Content Structure of Analysis of Challenges Facing Freedom of Information in Nigeria
- The abstract contains the research problem, the objectives, methodology, results, and recommendations
- Chapter one of this thesis or project materials contains the background to the study, the research problem, the research questions, research objectives, research hypotheses, significance of the study, the scope of the study, organization of the study, and the operational definition of terms.
- Chapter two contains relevant literature on the issue under investigation. The chapter is divided into five parts which are the conceptual review, theoretical review, empirical review, conceptual framework, and gaps in research
- Chapter three contains the research design, study area, population, sample size and sampling technique, validity, reliability, source of data, operationalization of variables, research models, and data analysis method
- Chapter four contains the data analysis and the discussion of the findings
- Chapter five contains the summary of findings, conclusions, recommendations, contributions to knowledge, and recommendations for further studies.
- References: The references are in APA
Background to the Study
The Press is the moulder of the society. Although this fact has been lashed with numerous criticisms, we cannot deny the fact that the press shapes the society. Most journalists are aware of this, so they determine, even to the extent of sacrificing their lives, to give the society what it desires and what it needs.

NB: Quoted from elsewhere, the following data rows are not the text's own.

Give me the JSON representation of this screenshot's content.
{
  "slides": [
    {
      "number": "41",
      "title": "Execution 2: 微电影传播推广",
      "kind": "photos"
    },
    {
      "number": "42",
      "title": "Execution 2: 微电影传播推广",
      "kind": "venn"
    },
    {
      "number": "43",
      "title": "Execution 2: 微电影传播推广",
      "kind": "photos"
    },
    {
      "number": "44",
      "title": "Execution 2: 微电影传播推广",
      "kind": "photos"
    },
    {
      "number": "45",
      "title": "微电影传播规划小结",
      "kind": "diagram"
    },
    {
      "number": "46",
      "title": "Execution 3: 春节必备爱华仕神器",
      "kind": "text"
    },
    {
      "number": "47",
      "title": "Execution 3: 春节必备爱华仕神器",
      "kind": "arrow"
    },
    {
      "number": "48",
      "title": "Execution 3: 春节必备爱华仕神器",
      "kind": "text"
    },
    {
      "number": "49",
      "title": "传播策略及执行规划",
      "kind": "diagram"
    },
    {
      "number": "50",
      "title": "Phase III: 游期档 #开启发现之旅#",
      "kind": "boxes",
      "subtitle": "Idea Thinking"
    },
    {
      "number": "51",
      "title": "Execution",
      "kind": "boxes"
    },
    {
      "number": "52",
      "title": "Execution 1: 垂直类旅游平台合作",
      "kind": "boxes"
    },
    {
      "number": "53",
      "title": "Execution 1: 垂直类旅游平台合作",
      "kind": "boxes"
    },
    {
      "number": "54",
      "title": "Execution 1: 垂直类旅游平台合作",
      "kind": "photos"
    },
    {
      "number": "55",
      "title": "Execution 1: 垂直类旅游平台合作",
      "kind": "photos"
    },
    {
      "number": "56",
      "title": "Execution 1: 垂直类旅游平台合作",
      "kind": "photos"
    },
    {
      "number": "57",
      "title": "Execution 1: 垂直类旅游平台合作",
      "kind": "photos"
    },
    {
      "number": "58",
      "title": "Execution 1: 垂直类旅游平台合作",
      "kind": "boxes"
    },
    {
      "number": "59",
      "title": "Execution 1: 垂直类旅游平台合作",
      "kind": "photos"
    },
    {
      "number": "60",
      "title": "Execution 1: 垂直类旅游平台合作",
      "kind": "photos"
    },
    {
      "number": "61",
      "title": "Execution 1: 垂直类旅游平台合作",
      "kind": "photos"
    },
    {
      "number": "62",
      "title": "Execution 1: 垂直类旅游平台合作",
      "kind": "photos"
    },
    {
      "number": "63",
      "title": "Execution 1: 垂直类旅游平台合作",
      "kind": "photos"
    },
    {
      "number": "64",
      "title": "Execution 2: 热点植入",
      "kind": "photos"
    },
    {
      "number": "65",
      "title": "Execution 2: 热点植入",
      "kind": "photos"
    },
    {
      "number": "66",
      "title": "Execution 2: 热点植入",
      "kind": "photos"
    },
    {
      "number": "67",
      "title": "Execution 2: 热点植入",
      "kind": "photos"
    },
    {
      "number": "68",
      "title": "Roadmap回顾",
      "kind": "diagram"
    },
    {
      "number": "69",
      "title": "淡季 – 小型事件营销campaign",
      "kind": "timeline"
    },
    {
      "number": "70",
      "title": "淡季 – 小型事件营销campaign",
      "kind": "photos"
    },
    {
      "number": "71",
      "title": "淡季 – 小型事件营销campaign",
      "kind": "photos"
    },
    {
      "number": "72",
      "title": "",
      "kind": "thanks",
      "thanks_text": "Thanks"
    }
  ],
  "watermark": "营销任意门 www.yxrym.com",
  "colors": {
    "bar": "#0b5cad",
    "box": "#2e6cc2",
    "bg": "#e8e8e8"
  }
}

The reporter who is scampering to meet a politician who has just alighted from an airplane; the reporter who is on a wired boat sailing into a remote mangrove to find out the extent of damage flood has wrecked in the area is trying to satisfy the society by informing the members of the society on what is happening around them.
The function of news gathering and news dissemination has not been a rosy one for the journalists. From the inception of journalism and newspaper publication in Nigeria.

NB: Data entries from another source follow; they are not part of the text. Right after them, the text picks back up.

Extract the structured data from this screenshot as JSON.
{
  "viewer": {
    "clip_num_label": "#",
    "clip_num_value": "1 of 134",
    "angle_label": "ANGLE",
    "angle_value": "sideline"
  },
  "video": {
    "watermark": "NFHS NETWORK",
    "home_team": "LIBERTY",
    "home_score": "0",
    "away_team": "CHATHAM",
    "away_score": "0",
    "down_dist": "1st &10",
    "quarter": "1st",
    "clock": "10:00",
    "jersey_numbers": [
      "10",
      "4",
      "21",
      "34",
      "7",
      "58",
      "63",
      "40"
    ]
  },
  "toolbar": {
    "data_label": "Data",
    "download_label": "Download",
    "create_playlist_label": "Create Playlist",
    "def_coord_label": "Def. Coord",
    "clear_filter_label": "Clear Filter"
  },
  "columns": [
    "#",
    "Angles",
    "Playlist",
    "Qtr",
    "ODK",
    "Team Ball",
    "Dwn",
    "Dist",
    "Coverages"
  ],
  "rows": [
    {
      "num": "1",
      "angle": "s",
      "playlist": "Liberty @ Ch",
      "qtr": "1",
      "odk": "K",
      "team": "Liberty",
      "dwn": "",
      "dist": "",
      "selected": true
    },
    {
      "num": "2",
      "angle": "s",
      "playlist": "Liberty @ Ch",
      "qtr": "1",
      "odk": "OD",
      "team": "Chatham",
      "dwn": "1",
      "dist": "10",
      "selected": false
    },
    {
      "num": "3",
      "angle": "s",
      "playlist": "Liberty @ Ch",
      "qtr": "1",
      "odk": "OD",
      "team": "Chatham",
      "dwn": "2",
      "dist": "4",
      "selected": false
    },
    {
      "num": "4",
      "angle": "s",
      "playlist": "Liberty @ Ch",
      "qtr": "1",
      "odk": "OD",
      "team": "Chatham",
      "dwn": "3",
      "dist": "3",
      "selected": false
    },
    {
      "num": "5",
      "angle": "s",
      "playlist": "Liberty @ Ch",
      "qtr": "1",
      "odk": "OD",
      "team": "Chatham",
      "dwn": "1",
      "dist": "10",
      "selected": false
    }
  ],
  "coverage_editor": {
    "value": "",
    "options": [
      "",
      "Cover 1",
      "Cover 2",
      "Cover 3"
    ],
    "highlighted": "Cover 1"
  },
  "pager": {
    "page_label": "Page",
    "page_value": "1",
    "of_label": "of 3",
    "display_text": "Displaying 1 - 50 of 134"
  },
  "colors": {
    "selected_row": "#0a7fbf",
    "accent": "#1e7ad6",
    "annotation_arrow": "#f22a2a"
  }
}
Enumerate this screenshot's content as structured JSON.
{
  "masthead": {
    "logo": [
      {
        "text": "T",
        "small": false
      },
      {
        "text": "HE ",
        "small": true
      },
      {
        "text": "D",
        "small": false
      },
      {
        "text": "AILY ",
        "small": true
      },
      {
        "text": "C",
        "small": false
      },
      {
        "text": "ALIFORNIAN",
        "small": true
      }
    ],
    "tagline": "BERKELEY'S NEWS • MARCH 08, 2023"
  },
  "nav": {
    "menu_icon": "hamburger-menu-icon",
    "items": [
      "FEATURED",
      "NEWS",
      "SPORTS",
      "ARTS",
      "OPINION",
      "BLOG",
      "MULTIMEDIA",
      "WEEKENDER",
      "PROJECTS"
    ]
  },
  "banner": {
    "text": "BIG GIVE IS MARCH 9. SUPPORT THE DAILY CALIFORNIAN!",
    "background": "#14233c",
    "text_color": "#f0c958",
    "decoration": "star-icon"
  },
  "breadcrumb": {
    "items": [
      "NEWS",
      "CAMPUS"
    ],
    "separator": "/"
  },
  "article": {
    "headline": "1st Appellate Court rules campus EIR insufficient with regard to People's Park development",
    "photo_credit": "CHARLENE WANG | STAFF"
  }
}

There has been a cat and mouse relationship between the press and the governments of all ages, whether military or civilian, except when the press allows itself to be cajoled, used and manipulated by the government to suit its whims and caprices.
The banning of newspapers and detention of journalist by government especially in the third world countries have been an old story.
For example the Nigeria government has at one time or the another banned or closed down most of the newspaper and magazine houses in Nigeria.